──────── Records shown
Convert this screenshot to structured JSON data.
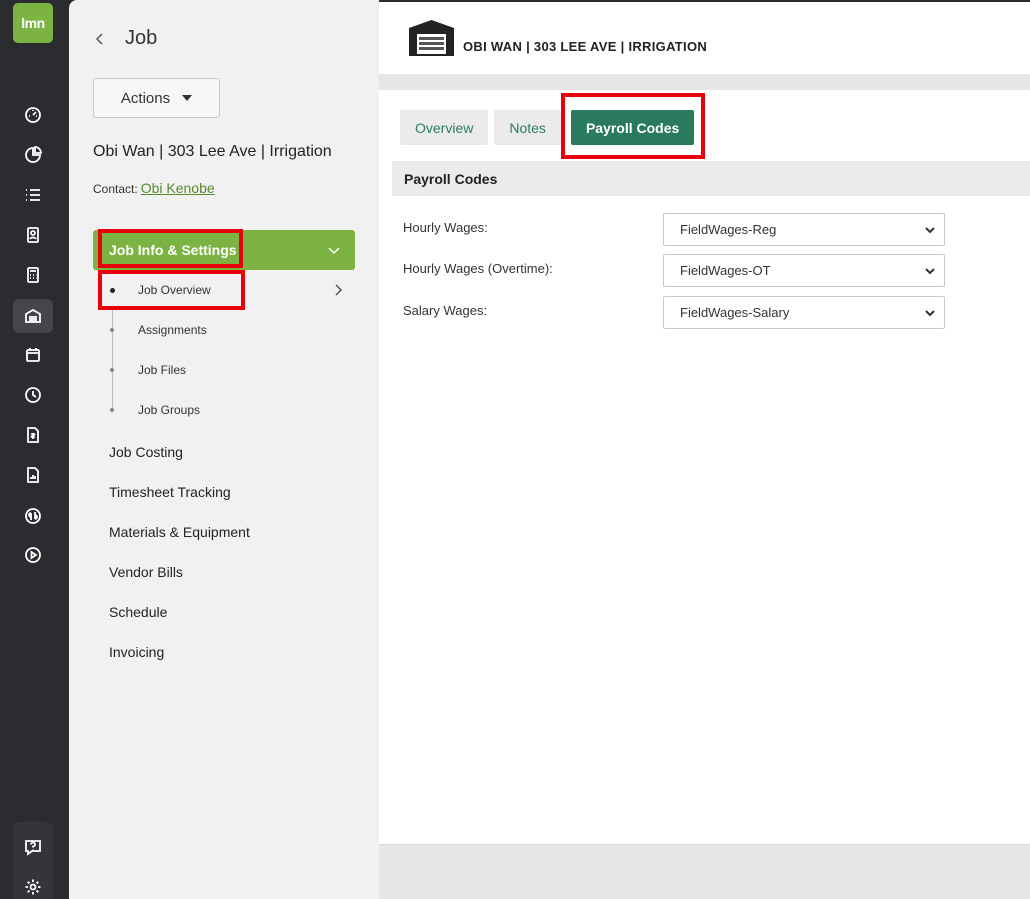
{
  "brand": {
    "logo_text": "lmn",
    "accent": "#7cb342",
    "tab_active": "#2a7a5e"
  },
  "rail": {
    "icons": [
      "dashboard-icon",
      "pie-chart-icon",
      "list-icon",
      "contacts-icon",
      "calculator-icon",
      "garage-icon",
      "calendar-icon",
      "clock-icon",
      "invoice-icon",
      "report-icon",
      "quickbooks-icon",
      "play-icon"
    ],
    "bottom_icons": [
      "help-icon",
      "settings-icon"
    ]
  },
  "side": {
    "title": "Job",
    "actions_label": "Actions",
    "job_name": "Obi Wan | 303 Lee Ave | Irrigation",
    "contact_label": "Contact:",
    "contact_name": "Obi Kenobe",
    "section_title": "Job Info & Settings",
    "sub_items": [
      "Job Overview",
      "Assignments",
      "Job Files",
      "Job Groups"
    ],
    "nav_items": [
      "Job Costing",
      "Timesheet Tracking",
      "Materials & Equipment",
      "Vendor Bills",
      "Schedule",
      "Invoicing"
    ]
  },
  "header": {
    "title": "OBI WAN | 303 LEE AVE | IRRIGATION"
  },
  "tabs": [
    "Overview",
    "Notes",
    "Payroll Codes"
  ],
  "active_tab": "Payroll Codes",
  "panel": {
    "title": "Payroll Codes",
    "fields": [
      {
        "label": "Hourly Wages:",
        "value": "FieldWages-Reg"
      },
      {
        "label": "Hourly Wages (Overtime):",
        "value": "FieldWages-OT"
      },
      {
        "label": "Salary Wages:",
        "value": "FieldWages-Salary"
      }
    ]
  }
}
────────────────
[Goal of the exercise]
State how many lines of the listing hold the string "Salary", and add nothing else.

[Exercise solution]
2